TASK DIRECTIONS >> Please print each record exactly, omitting none of them.

ENTRIES SHOWN START

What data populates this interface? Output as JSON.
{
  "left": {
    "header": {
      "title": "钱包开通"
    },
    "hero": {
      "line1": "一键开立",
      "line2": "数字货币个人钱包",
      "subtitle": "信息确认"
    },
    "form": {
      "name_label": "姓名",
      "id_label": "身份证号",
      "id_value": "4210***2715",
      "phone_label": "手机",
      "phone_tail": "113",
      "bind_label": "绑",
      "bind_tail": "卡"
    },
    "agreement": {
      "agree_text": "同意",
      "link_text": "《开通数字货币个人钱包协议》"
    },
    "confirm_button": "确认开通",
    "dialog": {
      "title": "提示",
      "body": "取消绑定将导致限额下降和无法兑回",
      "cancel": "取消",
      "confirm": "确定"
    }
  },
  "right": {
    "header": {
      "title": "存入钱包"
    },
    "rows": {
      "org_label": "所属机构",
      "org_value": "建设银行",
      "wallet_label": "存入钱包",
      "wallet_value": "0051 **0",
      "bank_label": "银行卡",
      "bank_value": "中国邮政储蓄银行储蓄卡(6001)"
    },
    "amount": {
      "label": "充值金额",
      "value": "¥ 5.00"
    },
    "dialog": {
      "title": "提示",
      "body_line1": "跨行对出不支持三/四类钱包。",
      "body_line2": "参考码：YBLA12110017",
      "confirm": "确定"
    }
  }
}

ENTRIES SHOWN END

TASK RESPONSE >>
What data populates this interface? Output as JSON.
{
  "left": {
    "header": {
      "title": "钱包开通"
    },
    "hero": {
      "line1": "一键开立",
      "line2": "数字货币个人钱包",
      "subtitle": "信息确认"
    },
    "form": {
      "name_label": "姓名",
      "id_label": "身份证号",
      "id_value": "4210***2715",
      "phone_label": "手机",
      "phone_tail": "113",
      "bind_label": "绑",
      "bind_tail": "卡"
    },
    "agreement": {
      "agree_text": "同意",
      "link_text": "《开通数字货币个人钱包协议》"
    },
    "confirm_button": "确认开通",
    "dialog": {
      "title": "提示",
      "body": "取消绑定将导致限额下降和无法兑回",
      "cancel": "取消",
      "confirm": "确定"
    }
  },
  "right": {
    "header": {
      "title": "存入钱包"
    },
    "rows": {
      "org_label": "所属机构",
      "org_value": "建设银行",
      "wallet_label": "存入钱包",
      "wallet_value": "0051 **0",
      "bank_label": "银行卡",
      "bank_value": "中国邮政储蓄银行储蓄卡(6001)"
    },
    "amount": {
      "label": "充值金额",
      "value": "¥ 5.00"
    },
    "dialog": {
      "title": "提示",
      "body_line1": "跨行对出不支持三/四类钱包。",
      "body_line2": "参考码：YBLA12110017",
      "confirm": "确定"
    }
  }
}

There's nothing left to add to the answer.